### Exercise material
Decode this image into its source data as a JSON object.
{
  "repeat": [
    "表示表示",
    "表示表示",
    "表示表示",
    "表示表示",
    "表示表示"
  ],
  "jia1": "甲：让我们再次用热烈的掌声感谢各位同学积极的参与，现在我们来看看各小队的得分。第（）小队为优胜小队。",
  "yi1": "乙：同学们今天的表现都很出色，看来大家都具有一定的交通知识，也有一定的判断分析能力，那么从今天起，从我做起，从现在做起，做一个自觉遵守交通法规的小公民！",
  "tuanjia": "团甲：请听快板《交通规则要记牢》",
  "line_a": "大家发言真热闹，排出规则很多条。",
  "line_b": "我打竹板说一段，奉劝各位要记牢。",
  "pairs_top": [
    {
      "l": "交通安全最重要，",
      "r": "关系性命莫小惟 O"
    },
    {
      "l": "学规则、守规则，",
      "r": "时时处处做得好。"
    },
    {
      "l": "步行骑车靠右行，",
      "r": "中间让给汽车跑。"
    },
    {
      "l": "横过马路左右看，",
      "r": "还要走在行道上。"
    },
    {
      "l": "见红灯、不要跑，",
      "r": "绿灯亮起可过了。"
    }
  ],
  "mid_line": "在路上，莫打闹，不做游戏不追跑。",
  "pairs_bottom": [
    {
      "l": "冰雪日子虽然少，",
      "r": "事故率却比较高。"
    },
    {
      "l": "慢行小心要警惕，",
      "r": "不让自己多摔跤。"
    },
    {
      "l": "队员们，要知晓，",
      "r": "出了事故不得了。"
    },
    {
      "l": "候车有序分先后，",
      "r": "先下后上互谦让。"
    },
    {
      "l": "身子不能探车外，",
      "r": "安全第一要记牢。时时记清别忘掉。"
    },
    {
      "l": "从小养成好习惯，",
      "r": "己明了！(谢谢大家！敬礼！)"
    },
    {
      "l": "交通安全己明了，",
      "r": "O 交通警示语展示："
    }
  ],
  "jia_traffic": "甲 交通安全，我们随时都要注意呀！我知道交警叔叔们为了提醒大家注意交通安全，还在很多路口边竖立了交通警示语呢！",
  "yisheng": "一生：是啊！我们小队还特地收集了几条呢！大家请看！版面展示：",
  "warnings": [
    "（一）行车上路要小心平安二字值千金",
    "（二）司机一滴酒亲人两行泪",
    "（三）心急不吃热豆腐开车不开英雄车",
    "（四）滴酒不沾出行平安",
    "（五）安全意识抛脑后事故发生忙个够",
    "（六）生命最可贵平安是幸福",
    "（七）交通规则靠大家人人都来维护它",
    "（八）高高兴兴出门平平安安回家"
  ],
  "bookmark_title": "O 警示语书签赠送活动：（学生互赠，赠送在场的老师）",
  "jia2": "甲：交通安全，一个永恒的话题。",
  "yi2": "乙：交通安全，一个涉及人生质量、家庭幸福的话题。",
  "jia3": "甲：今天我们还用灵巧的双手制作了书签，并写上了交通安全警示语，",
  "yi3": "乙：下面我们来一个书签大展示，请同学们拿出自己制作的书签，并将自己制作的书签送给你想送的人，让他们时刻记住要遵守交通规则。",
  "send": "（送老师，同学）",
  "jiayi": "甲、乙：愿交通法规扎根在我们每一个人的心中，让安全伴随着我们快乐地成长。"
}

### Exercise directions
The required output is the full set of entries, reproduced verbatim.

### Result for this exercise
Decode this image into its source data as a JSON object.
{
  "repeat": [
    "表示表示",
    "表示表示",
    "表示表示",
    "表示表示",
    "表示表示"
  ],
  "jia1": "甲：让我们再次用热烈的掌声感谢各位同学积极的参与，现在我们来看看各小队的得分。第（）小队为优胜小队。",
  "yi1": "乙：同学们今天的表现都很出色，看来大家都具有一定的交通知识，也有一定的判断分析能力，那么从今天起，从我做起，从现在做起，做一个自觉遵守交通法规的小公民！",
  "tuanjia": "团甲：请听快板《交通规则要记牢》",
  "line_a": "大家发言真热闹，排出规则很多条。",
  "line_b": "我打竹板说一段，奉劝各位要记牢。",
  "pairs_top": [
    {
      "l": "交通安全最重要，",
      "r": "关系性命莫小惟 O"
    },
    {
      "l": "学规则、守规则，",
      "r": "时时处处做得好。"
    },
    {
      "l": "步行骑车靠右行，",
      "r": "中间让给汽车跑。"
    },
    {
      "l": "横过马路左右看，",
      "r": "还要走在行道上。"
    },
    {
      "l": "见红灯、不要跑，",
      "r": "绿灯亮起可过了。"
    }
  ],
  "mid_line": "在路上，莫打闹，不做游戏不追跑。",
  "pairs_bottom": [
    {
      "l": "冰雪日子虽然少，",
      "r": "事故率却比较高。"
    },
    {
      "l": "慢行小心要警惕，",
      "r": "不让自己多摔跤。"
    },
    {
      "l": "队员们，要知晓，",
      "r": "出了事故不得了。"
    },
    {
      "l": "候车有序分先后，",
      "r": "先下后上互谦让。"
    },
    {
      "l": "身子不能探车外，",
      "r": "安全第一要记牢。时时记清别忘掉。"
    },
    {
      "l": "从小养成好习惯，",
      "r": "己明了！(谢谢大家！敬礼！)"
    },
    {
      "l": "交通安全己明了，",
      "r": "O 交通警示语展示："
    }
  ],
  "jia_traffic": "甲 交通安全，我们随时都要注意呀！我知道交警叔叔们为了提醒大家注意交通安全，还在很多路口边竖立了交通警示语呢！",
  "yisheng": "一生：是啊！我们小队还特地收集了几条呢！大家请看！版面展示：",
  "warnings": [
    "（一）行车上路要小心平安二字值千金",
    "（二）司机一滴酒亲人两行泪",
    "（三）心急不吃热豆腐开车不开英雄车",
    "（四）滴酒不沾出行平安",
    "（五）安全意识抛脑后事故发生忙个够",
    "（六）生命最可贵平安是幸福",
    "（七）交通规则靠大家人人都来维护它",
    "（八）高高兴兴出门平平安安回家"
  ],
  "bookmark_title": "O 警示语书签赠送活动：（学生互赠，赠送在场的老师）",
  "jia2": "甲：交通安全，一个永恒的话题。",
  "yi2": "乙：交通安全，一个涉及人生质量、家庭幸福的话题。",
  "jia3": "甲：今天我们还用灵巧的双手制作了书签，并写上了交通安全警示语，",
  "yi3": "乙：下面我们来一个书签大展示，请同学们拿出自己制作的书签，并将自己制作的书签送给你想送的人，让他们时刻记住要遵守交通规则。",
  "send": "（送老师，同学）",
  "jiayi": "甲、乙：愿交通法规扎根在我们每一个人的心中，让安全伴随着我们快乐地成长。"
}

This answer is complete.